*ASSIGNMENT*
Character for character, write out the data below.

*SUPPLIED INFORMATION*
*** Block opens ***
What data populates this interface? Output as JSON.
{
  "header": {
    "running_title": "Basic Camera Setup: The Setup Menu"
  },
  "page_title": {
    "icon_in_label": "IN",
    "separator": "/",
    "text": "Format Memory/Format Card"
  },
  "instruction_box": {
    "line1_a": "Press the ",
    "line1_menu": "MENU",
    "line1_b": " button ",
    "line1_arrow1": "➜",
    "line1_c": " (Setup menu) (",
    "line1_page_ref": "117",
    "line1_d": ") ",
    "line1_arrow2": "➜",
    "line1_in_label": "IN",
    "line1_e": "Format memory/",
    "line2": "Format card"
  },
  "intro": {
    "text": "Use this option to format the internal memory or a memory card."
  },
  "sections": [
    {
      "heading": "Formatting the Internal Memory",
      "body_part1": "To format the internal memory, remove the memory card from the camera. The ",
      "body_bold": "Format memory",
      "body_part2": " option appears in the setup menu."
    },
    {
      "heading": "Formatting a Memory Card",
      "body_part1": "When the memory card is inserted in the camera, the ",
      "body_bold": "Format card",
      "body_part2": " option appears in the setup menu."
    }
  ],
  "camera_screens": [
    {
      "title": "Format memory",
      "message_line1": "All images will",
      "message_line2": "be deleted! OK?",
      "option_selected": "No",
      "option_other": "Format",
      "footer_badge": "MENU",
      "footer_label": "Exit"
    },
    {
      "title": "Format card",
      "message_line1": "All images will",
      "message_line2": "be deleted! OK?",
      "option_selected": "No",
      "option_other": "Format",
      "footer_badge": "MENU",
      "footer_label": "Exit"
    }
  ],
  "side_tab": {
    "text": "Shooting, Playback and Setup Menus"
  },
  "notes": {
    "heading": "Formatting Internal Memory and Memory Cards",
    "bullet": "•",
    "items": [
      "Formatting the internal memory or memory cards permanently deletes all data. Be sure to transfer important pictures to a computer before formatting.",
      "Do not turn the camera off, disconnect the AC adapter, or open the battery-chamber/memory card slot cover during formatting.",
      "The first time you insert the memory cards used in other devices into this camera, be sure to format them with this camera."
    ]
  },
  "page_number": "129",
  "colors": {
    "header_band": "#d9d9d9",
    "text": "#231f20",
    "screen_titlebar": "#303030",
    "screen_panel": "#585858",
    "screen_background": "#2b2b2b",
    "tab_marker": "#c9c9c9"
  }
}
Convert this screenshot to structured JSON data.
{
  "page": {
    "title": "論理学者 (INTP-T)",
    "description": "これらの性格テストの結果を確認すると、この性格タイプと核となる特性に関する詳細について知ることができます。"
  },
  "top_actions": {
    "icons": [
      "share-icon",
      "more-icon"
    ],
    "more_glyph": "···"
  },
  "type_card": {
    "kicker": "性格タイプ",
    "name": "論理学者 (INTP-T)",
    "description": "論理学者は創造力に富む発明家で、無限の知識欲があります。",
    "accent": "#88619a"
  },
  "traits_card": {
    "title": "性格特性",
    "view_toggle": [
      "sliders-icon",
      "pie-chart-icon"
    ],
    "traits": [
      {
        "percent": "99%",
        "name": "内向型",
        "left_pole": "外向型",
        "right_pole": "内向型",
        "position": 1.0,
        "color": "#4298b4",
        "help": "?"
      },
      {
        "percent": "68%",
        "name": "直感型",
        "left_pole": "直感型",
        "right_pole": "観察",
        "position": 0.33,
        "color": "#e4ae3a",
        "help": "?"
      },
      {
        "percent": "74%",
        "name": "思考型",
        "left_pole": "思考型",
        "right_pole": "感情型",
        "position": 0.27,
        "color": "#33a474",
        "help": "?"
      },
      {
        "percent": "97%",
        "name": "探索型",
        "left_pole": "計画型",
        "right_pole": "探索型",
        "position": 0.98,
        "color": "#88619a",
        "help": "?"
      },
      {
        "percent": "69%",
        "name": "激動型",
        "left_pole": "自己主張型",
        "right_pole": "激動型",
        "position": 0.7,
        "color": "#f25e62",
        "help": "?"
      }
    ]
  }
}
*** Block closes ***
*EXPECTED OUTPUT*
What data populates this interface? Output as JSON.
{
  "header": {
    "running_title": "Basic Camera Setup: The Setup Menu"
  },
  "page_title": {
    "icon_in_label": "IN",
    "separator": "/",
    "text": "Format Memory/Format Card"
  },
  "instruction_box": {
    "line1_a": "Press the ",
    "line1_menu": "MENU",
    "line1_b": " button ",
    "line1_arrow1": "➜",
    "line1_c": " (Setup menu) (",
    "line1_page_ref": "117",
    "line1_d": ") ",
    "line1_arrow2": "➜",
    "line1_in_label": "IN",
    "line1_e": "Format memory/",
    "line2": "Format card"
  },
  "intro": {
    "text": "Use this option to format the internal memory or a memory card."
  },
  "sections": [
    {
      "heading": "Formatting the Internal Memory",
      "body_part1": "To format the internal memory, remove the memory card from the camera. The ",
      "body_bold": "Format memory",
      "body_part2": " option appears in the setup menu."
    },
    {
      "heading": "Formatting a Memory Card",
      "body_part1": "When the memory card is inserted in the camera, the ",
      "body_bold": "Format card",
      "body_part2": " option appears in the setup menu."
    }
  ],
  "camera_screens": [
    {
      "title": "Format memory",
      "message_line1": "All images will",
      "message_line2": "be deleted! OK?",
      "option_selected": "No",
      "option_other": "Format",
      "footer_badge": "MENU",
      "footer_label": "Exit"
    },
    {
      "title": "Format card",
      "message_line1": "All images will",
      "message_line2": "be deleted! OK?",
      "option_selected": "No",
      "option_other": "Format",
      "footer_badge": "MENU",
      "footer_label": "Exit"
    }
  ],
  "side_tab": {
    "text": "Shooting, Playback and Setup Menus"
  },
  "notes": {
    "heading": "Formatting Internal Memory and Memory Cards",
    "bullet": "•",
    "items": [
      "Formatting the internal memory or memory cards permanently deletes all data. Be sure to transfer important pictures to a computer before formatting.",
      "Do not turn the camera off, disconnect the AC adapter, or open the battery-chamber/memory card slot cover during formatting.",
      "The first time you insert the memory cards used in other devices into this camera, be sure to format them with this camera."
    ]
  },
  "page_number": "129",
  "colors": {
    "header_band": "#d9d9d9",
    "text": "#231f20",
    "screen_titlebar": "#303030",
    "screen_panel": "#585858",
    "screen_background": "#2b2b2b",
    "tab_marker": "#c9c9c9"
  }
}
Convert this screenshot to structured JSON data.
{
  "page": {
    "title": "論理学者 (INTP-T)",
    "description": "これらの性格テストの結果を確認すると、この性格タイプと核となる特性に関する詳細について知ることができます。"
  },
  "top_actions": {
    "icons": [
      "share-icon",
      "more-icon"
    ],
    "more_glyph": "···"
  },
  "type_card": {
    "kicker": "性格タイプ",
    "name": "論理学者 (INTP-T)",
    "description": "論理学者は創造力に富む発明家で、無限の知識欲があります。",
    "accent": "#88619a"
  },
  "traits_card": {
    "title": "性格特性",
    "view_toggle": [
      "sliders-icon",
      "pie-chart-icon"
    ],
    "traits": [
      {
        "percent": "99%",
        "name": "内向型",
        "left_pole": "外向型",
        "right_pole": "内向型",
        "position": 1.0,
        "color": "#4298b4",
        "help": "?"
      },
      {
        "percent": "68%",
        "name": "直感型",
        "left_pole": "直感型",
        "right_pole": "観察",
        "position": 0.33,
        "color": "#e4ae3a",
        "help": "?"
      },
      {
        "percent": "74%",
        "name": "思考型",
        "left_pole": "思考型",
        "right_pole": "感情型",
        "position": 0.27,
        "color": "#33a474",
        "help": "?"
      },
      {
        "percent": "97%",
        "name": "探索型",
        "left_pole": "計画型",
        "right_pole": "探索型",
        "position": 0.98,
        "color": "#88619a",
        "help": "?"
      },
      {
        "percent": "69%",
        "name": "激動型",
        "left_pole": "自己主張型",
        "right_pole": "激動型",
        "position": 0.7,
        "color": "#f25e62",
        "help": "?"
      }
    ]
  }
}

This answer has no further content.